Mayor addresses library questionsHudson Mayor Dean Knudson provided answers to four questions about the city’s possible acquisition of the Nuclear Management Co. building when he met with fellow members of the Hudson Area Intergovernmental Advisory on Oct. 26.
Hudson Mayor Dean Knudson provided answers to four questions about the city’s possible acquisition of the Nuclear Management Co. building when he met with fellow members of the Hudson Area Intergovernmental Advisory on Oct. 26.
Knudson has proposed relocating the Hudson Area Joint Library and the city’s police department to the building.
The city has entered into an agreement to purchase building, but the deal is contingent upon the library board of directors agreeing to lease part of the building from the city.
The library board voted to approve proposed move at its meeting Monday evening, Nov. 9.
The mayor’s responses to the four questions about the plan (which he also provided) follow.
Why was a referendum required for the 2008 proposal but not this time?
Municipal governments may not increase taxes more than a few percent in any year without seeking permission in a referendum. The plan that failed at referendum called for a large increase in library spending by the joint library municipal partners.
For example, annual library spending in that plan nearly doubled with an increase of $500,000. Under the current proposal the library will pay the same cost per square foot as in the current facility, or an additional $55,000 per year including utilities, maintenance and janitorial service.
No referendum is required under this plan because municipal library support is not being increased. The library board will need to find additional money through other funding sources, private donations, accumulated reserves or budget cuts in other areas.
With the current economic recession, high unemployment and weak real estate market, is this a good time to expand the library and raise taxes?
This plan does not raise taxes.
For several years the library has been accumulating funds to be used for expansion. The city has also set aside funds over the past several years for the construction or acquisition of facilities.

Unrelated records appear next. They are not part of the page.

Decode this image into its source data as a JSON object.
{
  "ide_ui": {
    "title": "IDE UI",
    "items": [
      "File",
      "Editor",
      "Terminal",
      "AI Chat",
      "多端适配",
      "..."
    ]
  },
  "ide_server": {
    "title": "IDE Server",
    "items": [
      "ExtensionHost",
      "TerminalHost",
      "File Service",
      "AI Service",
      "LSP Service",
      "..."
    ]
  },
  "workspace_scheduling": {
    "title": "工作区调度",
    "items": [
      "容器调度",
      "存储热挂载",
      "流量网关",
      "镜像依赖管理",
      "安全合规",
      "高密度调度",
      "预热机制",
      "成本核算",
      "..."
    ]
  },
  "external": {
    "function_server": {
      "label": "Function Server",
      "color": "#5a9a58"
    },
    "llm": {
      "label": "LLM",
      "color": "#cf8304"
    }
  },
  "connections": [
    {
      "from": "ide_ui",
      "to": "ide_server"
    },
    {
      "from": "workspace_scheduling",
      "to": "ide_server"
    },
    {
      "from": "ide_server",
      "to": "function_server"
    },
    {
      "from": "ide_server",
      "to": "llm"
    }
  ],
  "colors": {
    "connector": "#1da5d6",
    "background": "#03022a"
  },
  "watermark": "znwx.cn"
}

Accumulated funds mean over 80 percent of the project will be funded with cash, while only 20 percent of the cost will be borrowed. The combination of a shared facility, a more affordable purchase price, minimal borrowing and the sale of the Fourth Street building make this plan work without raising taxes.
Will the library ever be able to expand into the entire building at 700 First St.?
The library will be granted an option to purchase the real estate from the city. The city intends to build a new public safety building in the future. During the 2008 Lakefront Library campaign, the library board and the Hudson Area Library Foundation believed that $5 million in private donations could be raised over a three- to five-year period.
The current proposal will still require private donations, but the amount required will be lower. When donations are sufficient, the library may purchase the building and the police department will move into a new facility.
Is it smart to have the police department and the library in the same building? Is it safe?
There are many examples of shared library/police facilities that work. In St. Croix County, the Baldwin library is one example.
Access to the police department through private, secure entrances not used by the public is one key to successful sharing of a building.
In the proposed sharing plan, the police will have a separate entrance from the parking lot, as well as private access through the underground parking. Expert analysis of this building has indicated that it is suitable for shared use.